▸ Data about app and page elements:

------------------------------------

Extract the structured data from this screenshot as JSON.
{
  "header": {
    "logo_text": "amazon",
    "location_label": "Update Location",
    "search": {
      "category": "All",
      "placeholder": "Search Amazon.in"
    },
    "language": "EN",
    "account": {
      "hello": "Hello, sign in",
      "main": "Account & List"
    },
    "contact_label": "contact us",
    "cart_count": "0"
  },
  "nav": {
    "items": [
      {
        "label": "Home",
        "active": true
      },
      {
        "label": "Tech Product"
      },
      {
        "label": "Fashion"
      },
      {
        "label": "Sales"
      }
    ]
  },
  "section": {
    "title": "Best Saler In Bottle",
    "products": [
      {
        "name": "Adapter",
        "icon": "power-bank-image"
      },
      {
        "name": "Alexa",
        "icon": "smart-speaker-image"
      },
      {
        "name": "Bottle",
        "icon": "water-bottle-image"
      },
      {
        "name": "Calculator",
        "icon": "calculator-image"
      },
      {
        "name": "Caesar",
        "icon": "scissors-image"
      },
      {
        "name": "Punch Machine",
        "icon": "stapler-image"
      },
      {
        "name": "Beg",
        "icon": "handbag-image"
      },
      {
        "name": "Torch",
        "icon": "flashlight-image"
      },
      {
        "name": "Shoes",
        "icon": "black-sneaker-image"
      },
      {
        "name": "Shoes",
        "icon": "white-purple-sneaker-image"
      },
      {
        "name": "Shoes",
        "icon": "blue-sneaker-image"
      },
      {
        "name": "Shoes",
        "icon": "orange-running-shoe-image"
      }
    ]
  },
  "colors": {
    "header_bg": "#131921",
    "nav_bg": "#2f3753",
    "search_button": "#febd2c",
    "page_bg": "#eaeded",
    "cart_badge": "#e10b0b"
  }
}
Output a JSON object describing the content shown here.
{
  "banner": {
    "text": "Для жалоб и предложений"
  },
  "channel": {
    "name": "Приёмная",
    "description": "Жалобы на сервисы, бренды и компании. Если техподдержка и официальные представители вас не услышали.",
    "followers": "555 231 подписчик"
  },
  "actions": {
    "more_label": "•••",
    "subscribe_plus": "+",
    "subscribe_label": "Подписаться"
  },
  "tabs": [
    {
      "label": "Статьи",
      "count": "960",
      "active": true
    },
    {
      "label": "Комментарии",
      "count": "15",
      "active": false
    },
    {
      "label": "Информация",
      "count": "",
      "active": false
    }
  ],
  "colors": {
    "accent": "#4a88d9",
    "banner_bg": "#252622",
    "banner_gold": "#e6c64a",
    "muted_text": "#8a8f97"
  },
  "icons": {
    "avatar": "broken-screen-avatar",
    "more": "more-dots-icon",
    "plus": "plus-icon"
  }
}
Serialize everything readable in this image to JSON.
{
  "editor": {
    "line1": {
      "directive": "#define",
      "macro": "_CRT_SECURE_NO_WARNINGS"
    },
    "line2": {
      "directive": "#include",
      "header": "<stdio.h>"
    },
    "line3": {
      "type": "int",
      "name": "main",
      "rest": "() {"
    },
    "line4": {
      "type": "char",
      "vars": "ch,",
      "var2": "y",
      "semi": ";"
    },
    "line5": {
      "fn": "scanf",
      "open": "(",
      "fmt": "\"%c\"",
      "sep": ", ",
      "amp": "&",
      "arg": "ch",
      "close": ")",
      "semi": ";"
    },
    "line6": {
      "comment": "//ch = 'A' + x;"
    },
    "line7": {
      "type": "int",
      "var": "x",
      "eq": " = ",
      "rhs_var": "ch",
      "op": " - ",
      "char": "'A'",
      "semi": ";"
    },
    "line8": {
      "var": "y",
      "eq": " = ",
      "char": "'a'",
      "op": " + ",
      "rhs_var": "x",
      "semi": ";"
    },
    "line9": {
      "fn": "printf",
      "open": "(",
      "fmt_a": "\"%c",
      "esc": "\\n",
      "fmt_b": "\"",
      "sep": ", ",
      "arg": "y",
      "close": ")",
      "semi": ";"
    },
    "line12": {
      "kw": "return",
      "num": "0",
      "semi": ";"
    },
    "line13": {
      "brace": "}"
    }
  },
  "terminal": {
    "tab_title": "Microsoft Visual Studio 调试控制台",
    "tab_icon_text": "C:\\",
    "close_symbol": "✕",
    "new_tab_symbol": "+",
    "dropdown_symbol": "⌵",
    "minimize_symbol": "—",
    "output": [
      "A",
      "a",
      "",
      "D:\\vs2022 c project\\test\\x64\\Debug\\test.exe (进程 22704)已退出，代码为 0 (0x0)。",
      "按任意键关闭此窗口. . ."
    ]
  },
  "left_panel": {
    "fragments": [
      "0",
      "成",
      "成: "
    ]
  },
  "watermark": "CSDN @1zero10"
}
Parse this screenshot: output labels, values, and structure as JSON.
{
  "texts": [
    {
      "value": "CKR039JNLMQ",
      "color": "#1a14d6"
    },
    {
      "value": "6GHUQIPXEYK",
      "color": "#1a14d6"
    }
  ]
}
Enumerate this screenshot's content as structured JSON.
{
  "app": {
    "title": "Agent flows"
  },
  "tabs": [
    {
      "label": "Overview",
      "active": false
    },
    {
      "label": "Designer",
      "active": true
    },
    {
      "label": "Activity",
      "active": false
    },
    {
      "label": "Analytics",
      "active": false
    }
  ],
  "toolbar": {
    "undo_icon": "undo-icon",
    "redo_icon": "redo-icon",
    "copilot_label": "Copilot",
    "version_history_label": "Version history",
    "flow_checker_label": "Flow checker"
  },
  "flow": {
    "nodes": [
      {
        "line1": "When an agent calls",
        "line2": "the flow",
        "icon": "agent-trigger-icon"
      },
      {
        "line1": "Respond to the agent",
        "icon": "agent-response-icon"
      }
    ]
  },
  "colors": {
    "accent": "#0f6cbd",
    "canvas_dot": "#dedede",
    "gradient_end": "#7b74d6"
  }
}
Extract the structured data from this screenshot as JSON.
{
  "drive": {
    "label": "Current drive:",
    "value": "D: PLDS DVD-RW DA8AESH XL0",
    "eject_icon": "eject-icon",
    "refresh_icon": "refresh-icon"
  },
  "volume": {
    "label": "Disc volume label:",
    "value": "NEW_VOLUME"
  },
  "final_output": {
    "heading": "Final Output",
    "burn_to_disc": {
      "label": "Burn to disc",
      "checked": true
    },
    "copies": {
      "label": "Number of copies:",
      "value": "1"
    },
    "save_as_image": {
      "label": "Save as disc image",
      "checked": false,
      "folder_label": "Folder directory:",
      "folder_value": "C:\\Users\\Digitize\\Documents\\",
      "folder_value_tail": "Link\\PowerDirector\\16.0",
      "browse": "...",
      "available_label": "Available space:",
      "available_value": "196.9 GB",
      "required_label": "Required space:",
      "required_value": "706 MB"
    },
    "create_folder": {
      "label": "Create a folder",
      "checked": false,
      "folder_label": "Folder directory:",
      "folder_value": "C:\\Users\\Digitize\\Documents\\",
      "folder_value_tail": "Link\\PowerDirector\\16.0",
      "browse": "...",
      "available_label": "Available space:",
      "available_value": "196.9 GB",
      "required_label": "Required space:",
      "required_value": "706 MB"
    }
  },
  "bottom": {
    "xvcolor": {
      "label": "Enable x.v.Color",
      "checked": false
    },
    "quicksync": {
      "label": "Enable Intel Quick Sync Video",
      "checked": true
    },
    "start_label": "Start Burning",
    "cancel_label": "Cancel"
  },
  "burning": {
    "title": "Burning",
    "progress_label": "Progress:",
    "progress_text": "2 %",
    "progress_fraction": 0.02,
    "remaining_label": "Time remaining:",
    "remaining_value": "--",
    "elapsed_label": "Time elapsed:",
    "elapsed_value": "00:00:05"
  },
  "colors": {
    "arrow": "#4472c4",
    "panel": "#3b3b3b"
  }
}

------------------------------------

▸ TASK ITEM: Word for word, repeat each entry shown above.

▸ SOLUTION TO THIS TASK:
Extract the structured data from this screenshot as JSON.
{
  "header": {
    "logo_text": "amazon",
    "location_label": "Update Location",
    "search": {
      "category": "All",
      "placeholder": "Search Amazon.in"
    },
    "language": "EN",
    "account": {
      "hello": "Hello, sign in",
      "main": "Account & List"
    },
    "contact_label": "contact us",
    "cart_count": "0"
  },
  "nav": {
    "items": [
      {
        "label": "Home",
        "active": true
      },
      {
        "label": "Tech Product"
      },
      {
        "label": "Fashion"
      },
      {
        "label": "Sales"
      }
    ]
  },
  "section": {
    "title": "Best Saler In Bottle",
    "products": [
      {
        "name": "Adapter",
        "icon": "power-bank-image"
      },
      {
        "name": "Alexa",
        "icon": "smart-speaker-image"
      },
      {
        "name": "Bottle",
        "icon": "water-bottle-image"
      },
      {
        "name": "Calculator",
        "icon": "calculator-image"
      },
      {
        "name": "Caesar",
        "icon": "scissors-image"
      },
      {
        "name": "Punch Machine",
        "icon": "stapler-image"
      },
      {
        "name": "Beg",
        "icon": "handbag-image"
      },
      {
        "name": "Torch",
        "icon": "flashlight-image"
      },
      {
        "name": "Shoes",
        "icon": "black-sneaker-image"
      },
      {
        "name": "Shoes",
        "icon": "white-purple-sneaker-image"
      },
      {
        "name": "Shoes",
        "icon": "blue-sneaker-image"
      },
      {
        "name": "Shoes",
        "icon": "orange-running-shoe-image"
      }
    ]
  },
  "colors": {
    "header_bg": "#131921",
    "nav_bg": "#2f3753",
    "search_button": "#febd2c",
    "page_bg": "#eaeded",
    "cart_badge": "#e10b0b"
  }
}
Output a JSON object describing the content shown here.
{
  "banner": {
    "text": "Для жалоб и предложений"
  },
  "channel": {
    "name": "Приёмная",
    "description": "Жалобы на сервисы, бренды и компании. Если техподдержка и официальные представители вас не услышали.",
    "followers": "555 231 подписчик"
  },
  "actions": {
    "more_label": "•••",
    "subscribe_plus": "+",
    "subscribe_label": "Подписаться"
  },
  "tabs": [
    {
      "label": "Статьи",
      "count": "960",
      "active": true
    },
    {
      "label": "Комментарии",
      "count": "15",
      "active": false
    },
    {
      "label": "Информация",
      "count": "",
      "active": false
    }
  ],
  "colors": {
    "accent": "#4a88d9",
    "banner_bg": "#252622",
    "banner_gold": "#e6c64a",
    "muted_text": "#8a8f97"
  },
  "icons": {
    "avatar": "broken-screen-avatar",
    "more": "more-dots-icon",
    "plus": "plus-icon"
  }
}
Serialize everything readable in this image to JSON.
{
  "editor": {
    "line1": {
      "directive": "#define",
      "macro": "_CRT_SECURE_NO_WARNINGS"
    },
    "line2": {
      "directive": "#include",
      "header": "<stdio.h>"
    },
    "line3": {
      "type": "int",
      "name": "main",
      "rest": "() {"
    },
    "line4": {
      "type": "char",
      "vars": "ch,",
      "var2": "y",
      "semi": ";"
    },
    "line5": {
      "fn": "scanf",
      "open": "(",
      "fmt": "\"%c\"",
      "sep": ", ",
      "amp": "&",
      "arg": "ch",
      "close": ")",
      "semi": ";"
    },
    "line6": {
      "comment": "//ch = 'A' + x;"
    },
    "line7": {
      "type": "int",
      "var": "x",
      "eq": " = ",
      "rhs_var": "ch",
      "op": " - ",
      "char": "'A'",
      "semi": ";"
    },
    "line8": {
      "var": "y",
      "eq": " = ",
      "char": "'a'",
      "op": " + ",
      "rhs_var": "x",
      "semi": ";"
    },
    "line9": {
      "fn": "printf",
      "open": "(",
      "fmt_a": "\"%c",
      "esc": "\\n",
      "fmt_b": "\"",
      "sep": ", ",
      "arg": "y",
      "close": ")",
      "semi": ";"
    },
    "line12": {
      "kw": "return",
      "num": "0",
      "semi": ";"
    },
    "line13": {
      "brace": "}"
    }
  },
  "terminal": {
    "tab_title": "Microsoft Visual Studio 调试控制台",
    "tab_icon_text": "C:\\",
    "close_symbol": "✕",
    "new_tab_symbol": "+",
    "dropdown_symbol": "⌵",
    "minimize_symbol": "—",
    "output": [
      "A",
      "a",
      "",
      "D:\\vs2022 c project\\test\\x64\\Debug\\test.exe (进程 22704)已退出，代码为 0 (0x0)。",
      "按任意键关闭此窗口. . ."
    ]
  },
  "left_panel": {
    "fragments": [
      "0",
      "成",
      "成: "
    ]
  },
  "watermark": "CSDN @1zero10"
}
Parse this screenshot: output labels, values, and structure as JSON.
{
  "texts": [
    {
      "value": "CKR039JNLMQ",
      "color": "#1a14d6"
    },
    {
      "value": "6GHUQIPXEYK",
      "color": "#1a14d6"
    }
  ]
}
Enumerate this screenshot's content as structured JSON.
{
  "app": {
    "title": "Agent flows"
  },
  "tabs": [
    {
      "label": "Overview",
      "active": false
    },
    {
      "label": "Designer",
      "active": true
    },
    {
      "label": "Activity",
      "active": false
    },
    {
      "label": "Analytics",
      "active": false
    }
  ],
  "toolbar": {
    "undo_icon": "undo-icon",
    "redo_icon": "redo-icon",
    "copilot_label": "Copilot",
    "version_history_label": "Version history",
    "flow_checker_label": "Flow checker"
  },
  "flow": {
    "nodes": [
      {
        "line1": "When an agent calls",
        "line2": "the flow",
        "icon": "agent-trigger-icon"
      },
      {
        "line1": "Respond to the agent",
        "icon": "agent-response-icon"
      }
    ]
  },
  "colors": {
    "accent": "#0f6cbd",
    "canvas_dot": "#dedede",
    "gradient_end": "#7b74d6"
  }
}
Extract the structured data from this screenshot as JSON.
{
  "drive": {
    "label": "Current drive:",
    "value": "D: PLDS DVD-RW DA8AESH XL0",
    "eject_icon": "eject-icon",
    "refresh_icon": "refresh-icon"
  },
  "volume": {
    "label": "Disc volume label:",
    "value": "NEW_VOLUME"
  },
  "final_output": {
    "heading": "Final Output",
    "burn_to_disc": {
      "label": "Burn to disc",
      "checked": true
    },
    "copies": {
      "label": "Number of copies:",
      "value": "1"
    },
    "save_as_image": {
      "label": "Save as disc image",
      "checked": false,
      "folder_label": "Folder directory:",
      "folder_value": "C:\\Users\\Digitize\\Documents\\",
      "folder_value_tail": "Link\\PowerDirector\\16.0",
      "browse": "...",
      "available_label": "Available space:",
      "available_value": "196.9 GB",
      "required_label": "Required space:",
      "required_value": "706 MB"
    },
    "create_folder": {
      "label": "Create a folder",
      "checked": false,
      "folder_label": "Folder directory:",
      "folder_value": "C:\\Users\\Digitize\\Documents\\",
      "folder_value_tail": "Link\\PowerDirector\\16.0",
      "browse": "...",
      "available_label": "Available space:",
      "available_value": "196.9 GB",
      "required_label": "Required space:",
      "required_value": "706 MB"
    }
  },
  "bottom": {
    "xvcolor": {
      "label": "Enable x.v.Color",
      "checked": false
    },
    "quicksync": {
      "label": "Enable Intel Quick Sync Video",
      "checked": true
    },
    "start_label": "Start Burning",
    "cancel_label": "Cancel"
  },
  "burning": {
    "title": "Burning",
    "progress_label": "Progress:",
    "progress_text": "2 %",
    "progress_fraction": 0.02,
    "remaining_label": "Time remaining:",
    "remaining_value": "--",
    "elapsed_label": "Time elapsed:",
    "elapsed_value": "00:00:05"
  },
  "colors": {
    "arrow": "#4472c4",
    "panel": "#3b3b3b"
  }
}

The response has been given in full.